Answering Your Questions About Rainwater Catchment

Installing a rainwater harvesting system can be as simple as catching gutter runoff in a barrel hooked to a hose for your garden, or as high-tech as the above image of a complete residential harvesting system.
After I spoke last week at Moving Bergen!'s local climate change event in Wyckoff, N.J., I received a flurry of questions related to rainwater harvesting, which I was promoting in my lecture as one of five extremely easy ways to be more sustainable.

Whether these are the most commonly asked questions about rainwater harvesting I can't say, but anyone who's been in doubt about when and how to get started might find the following information helpful:

  • Isn't it illegal to harvest rainwater in parts of the United States?

Unfortunately, yes. As insane as it seems, laws restricting property owners from diverting water falling on their own homes have been on the books for a long time. And with record droughts seen across the United States and globe, all falling water now has a premium on it. Utah, Colorado, and Washington each have their own sets of collection restrictions, which vary among regions and legislators.
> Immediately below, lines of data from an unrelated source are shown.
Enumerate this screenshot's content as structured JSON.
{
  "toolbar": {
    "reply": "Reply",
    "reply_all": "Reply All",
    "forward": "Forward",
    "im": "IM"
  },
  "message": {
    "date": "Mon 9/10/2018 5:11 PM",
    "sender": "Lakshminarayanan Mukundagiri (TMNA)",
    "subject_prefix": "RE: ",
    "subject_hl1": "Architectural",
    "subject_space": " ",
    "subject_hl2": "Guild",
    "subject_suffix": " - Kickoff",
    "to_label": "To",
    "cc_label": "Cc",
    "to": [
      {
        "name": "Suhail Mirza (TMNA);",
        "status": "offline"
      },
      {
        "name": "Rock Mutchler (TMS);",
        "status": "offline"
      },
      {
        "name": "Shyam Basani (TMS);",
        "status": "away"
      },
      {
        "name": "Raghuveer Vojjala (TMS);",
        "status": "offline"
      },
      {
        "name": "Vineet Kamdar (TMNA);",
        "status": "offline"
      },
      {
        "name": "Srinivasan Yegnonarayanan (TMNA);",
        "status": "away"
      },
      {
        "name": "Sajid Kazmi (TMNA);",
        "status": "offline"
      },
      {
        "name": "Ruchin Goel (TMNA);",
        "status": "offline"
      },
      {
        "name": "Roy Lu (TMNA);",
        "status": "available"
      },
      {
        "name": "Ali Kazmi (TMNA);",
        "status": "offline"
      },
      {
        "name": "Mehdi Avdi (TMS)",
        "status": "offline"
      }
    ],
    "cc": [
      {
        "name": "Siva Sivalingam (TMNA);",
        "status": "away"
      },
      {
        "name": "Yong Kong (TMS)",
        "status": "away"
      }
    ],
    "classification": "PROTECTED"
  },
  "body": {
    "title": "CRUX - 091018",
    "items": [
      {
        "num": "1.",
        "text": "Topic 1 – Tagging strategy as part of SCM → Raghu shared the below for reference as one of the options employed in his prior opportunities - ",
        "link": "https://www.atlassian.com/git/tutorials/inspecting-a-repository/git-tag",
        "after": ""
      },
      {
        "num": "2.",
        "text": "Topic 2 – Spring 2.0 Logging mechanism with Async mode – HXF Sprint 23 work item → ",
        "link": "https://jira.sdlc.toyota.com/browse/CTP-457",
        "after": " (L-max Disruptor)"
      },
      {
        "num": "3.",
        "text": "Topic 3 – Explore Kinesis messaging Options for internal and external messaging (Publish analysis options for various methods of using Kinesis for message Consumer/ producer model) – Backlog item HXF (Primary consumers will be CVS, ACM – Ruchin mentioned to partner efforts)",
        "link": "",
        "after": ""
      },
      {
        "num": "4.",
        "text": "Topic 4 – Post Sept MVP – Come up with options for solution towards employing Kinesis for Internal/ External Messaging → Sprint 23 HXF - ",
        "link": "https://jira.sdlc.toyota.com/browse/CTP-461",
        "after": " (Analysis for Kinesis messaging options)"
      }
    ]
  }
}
To see what the deal is in your state, you'll have to check up-to-date guidelines. But in general, if you're installing a small system on your home, you're in the clear. If you're going to be outfitting a larger system for, say, a business (i.e. carwash) or a more expensive residential setup (for your showers, sinks, and toilets as well as your lawn a la the above illustration), then you definitely want to check with your local zoning enforcement officer to make sure you're in compliance.

  • Where can I get rainwater harvesting supplies?

A basic rainwater harvesting system can be created using totally upcycled materials, like an old gutter and downspout that was discarded, and any sized drum (at Better Farm we used old iodine tanks from a dairy farm that we thoroughly cleaned out). If you want or need to buy new, the National Tank Outlet has a great selection of tanks. You can get any gutter system from your local hardware store. If you're not much for DIY work but would really like to get involved, Loomis Tank sells full systems—just make sure you check with your local zoning officer before you invest a bunch of money in something that might not be allowed in your town.

  • How do you filter the water you collect?
The simple answer is, in the case of water you're using for plants, you don't. The rainwater system we have at Better Farm is extremely basic: water runs from the gutter to the downspout to the holding tank. The tank is outfitted with a spigot, which we hooked onto a hose that runs into the garden or greenhouse, depending on the day. For other uses with your rain water, you might want to look into filtration systems. Check out Rain Harvest Systems for a look at cutting-edge filtration components.

  • What do you do in the winter? 
Above-ground rainwater tanks have to be emptied in the winter (generally done simply by opening the spigot on the barrel) or outfitted with a heater. Larger installations may have underground tanks, filters, and water-carrying pipes that are laid below the frost line. For smaller setups, you can simply leave the spigot open during the warmer daytime hours to flush your barrel. Winter ice melt is nitrogen-rich and excellent for indoor plants, so be sure to catch what you flush in a watering can! But don't forget to let the cold water reach room temperature before feeding indoor foliage. Just make sure you have barrels that can withstand the extreme temperatures.

Please send any more questions or comments to me at
1 Comment

Nicole Caldwell

Nicole Caldwell is a self-taught environmentalist, green-living savant and sustainability educator with more than a decade of professional writing experience. She is also the co-founder of Better Farm and president of betterArts. Nicole’s work has been featured in Mother Earth News, Reader’s Digest, Time Out New York, and many other publications. Her first book, Better: The Everyday Art of Sustainable Living, is due out this July through New Society Publishers.